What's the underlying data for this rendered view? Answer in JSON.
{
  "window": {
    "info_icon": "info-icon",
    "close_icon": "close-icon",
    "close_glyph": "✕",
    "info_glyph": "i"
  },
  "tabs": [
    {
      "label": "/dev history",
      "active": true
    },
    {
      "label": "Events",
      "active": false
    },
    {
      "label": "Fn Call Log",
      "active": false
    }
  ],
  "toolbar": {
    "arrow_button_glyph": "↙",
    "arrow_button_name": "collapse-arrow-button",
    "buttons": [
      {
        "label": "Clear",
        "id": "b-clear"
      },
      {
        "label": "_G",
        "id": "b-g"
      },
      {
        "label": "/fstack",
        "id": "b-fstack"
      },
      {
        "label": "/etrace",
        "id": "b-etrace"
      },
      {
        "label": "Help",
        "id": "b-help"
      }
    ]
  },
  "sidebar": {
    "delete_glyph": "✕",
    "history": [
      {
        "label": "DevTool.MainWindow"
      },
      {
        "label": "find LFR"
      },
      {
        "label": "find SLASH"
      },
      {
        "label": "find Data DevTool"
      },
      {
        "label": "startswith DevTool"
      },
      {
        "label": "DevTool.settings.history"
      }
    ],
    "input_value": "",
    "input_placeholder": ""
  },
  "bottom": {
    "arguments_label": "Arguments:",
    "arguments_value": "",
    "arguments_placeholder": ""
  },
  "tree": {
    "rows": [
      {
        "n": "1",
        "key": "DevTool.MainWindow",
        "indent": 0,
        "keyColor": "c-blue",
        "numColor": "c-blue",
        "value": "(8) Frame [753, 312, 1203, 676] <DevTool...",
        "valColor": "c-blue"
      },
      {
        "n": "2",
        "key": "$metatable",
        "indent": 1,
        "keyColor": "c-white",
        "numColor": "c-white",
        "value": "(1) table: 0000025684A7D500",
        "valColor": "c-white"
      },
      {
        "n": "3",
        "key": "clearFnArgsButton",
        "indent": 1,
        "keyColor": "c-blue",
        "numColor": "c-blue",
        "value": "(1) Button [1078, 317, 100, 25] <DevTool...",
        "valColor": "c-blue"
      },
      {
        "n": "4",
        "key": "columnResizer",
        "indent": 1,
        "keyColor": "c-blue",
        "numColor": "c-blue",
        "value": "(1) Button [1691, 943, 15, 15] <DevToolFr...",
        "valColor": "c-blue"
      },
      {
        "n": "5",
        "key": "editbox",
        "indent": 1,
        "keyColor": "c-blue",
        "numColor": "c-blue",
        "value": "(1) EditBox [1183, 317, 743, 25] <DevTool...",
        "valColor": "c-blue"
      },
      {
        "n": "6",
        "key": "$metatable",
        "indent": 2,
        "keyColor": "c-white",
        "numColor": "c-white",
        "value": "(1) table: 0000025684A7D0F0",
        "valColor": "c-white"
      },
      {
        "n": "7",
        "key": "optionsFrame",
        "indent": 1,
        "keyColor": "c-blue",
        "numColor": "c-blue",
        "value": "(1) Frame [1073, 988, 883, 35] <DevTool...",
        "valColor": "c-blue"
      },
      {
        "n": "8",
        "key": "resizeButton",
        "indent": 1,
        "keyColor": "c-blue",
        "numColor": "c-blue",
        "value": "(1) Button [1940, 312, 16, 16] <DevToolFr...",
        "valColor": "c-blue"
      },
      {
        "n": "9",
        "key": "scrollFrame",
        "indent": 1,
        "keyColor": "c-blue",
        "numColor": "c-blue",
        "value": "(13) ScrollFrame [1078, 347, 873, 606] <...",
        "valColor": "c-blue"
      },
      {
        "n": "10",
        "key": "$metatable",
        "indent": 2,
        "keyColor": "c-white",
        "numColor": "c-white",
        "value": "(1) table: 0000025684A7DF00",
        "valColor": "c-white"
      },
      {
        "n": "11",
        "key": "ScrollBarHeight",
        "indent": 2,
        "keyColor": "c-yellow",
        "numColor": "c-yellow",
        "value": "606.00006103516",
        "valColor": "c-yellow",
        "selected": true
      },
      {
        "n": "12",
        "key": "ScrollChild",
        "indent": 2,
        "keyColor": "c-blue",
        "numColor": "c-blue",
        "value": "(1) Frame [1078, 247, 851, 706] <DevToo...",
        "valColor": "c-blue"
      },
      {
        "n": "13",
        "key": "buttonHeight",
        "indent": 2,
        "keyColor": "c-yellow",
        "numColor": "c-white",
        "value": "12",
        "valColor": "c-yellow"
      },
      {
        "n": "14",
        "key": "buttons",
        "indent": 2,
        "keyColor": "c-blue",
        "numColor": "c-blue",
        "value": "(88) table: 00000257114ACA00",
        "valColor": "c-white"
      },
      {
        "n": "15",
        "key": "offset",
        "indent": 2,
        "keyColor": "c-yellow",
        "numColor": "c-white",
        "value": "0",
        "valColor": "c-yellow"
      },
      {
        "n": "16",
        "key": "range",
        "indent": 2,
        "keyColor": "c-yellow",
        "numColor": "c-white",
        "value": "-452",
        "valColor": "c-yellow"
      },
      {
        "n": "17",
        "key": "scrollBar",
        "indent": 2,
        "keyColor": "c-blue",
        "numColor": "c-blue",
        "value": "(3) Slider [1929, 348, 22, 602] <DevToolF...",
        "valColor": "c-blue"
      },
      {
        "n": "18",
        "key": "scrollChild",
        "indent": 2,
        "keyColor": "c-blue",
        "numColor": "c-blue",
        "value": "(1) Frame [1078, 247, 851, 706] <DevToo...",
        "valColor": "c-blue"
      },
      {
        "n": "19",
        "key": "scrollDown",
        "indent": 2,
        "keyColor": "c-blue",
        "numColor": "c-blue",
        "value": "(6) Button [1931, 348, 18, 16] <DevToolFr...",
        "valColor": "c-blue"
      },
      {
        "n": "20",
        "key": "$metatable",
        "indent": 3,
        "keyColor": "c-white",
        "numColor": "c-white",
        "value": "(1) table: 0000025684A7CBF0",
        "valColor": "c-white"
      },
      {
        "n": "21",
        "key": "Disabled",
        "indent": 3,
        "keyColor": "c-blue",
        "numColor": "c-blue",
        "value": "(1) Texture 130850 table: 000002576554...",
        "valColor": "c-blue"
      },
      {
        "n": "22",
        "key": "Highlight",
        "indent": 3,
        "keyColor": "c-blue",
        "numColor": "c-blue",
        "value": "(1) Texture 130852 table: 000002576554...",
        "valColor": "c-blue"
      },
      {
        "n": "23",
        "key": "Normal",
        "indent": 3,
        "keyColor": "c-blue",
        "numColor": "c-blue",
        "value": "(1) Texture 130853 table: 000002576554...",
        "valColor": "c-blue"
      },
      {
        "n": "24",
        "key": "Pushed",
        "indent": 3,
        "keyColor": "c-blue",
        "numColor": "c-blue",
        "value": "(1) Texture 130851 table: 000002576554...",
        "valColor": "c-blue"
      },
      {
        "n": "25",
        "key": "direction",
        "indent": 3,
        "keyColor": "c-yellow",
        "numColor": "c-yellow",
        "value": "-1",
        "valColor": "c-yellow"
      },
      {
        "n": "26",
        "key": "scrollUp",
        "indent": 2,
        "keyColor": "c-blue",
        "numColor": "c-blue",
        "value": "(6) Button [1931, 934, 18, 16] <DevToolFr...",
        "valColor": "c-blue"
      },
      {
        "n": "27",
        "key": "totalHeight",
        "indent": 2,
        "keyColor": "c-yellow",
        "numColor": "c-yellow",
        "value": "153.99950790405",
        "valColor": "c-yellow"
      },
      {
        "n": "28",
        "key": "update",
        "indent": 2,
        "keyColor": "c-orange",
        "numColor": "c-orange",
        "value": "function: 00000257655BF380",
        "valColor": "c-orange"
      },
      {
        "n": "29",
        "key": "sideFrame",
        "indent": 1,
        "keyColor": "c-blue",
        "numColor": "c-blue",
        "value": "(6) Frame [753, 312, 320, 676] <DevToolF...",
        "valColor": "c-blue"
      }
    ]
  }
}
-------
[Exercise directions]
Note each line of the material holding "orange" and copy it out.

[Solution]
        "keyColor": "c-orange",
        "numColor": "c-orange",
        "valColor": "c-orange"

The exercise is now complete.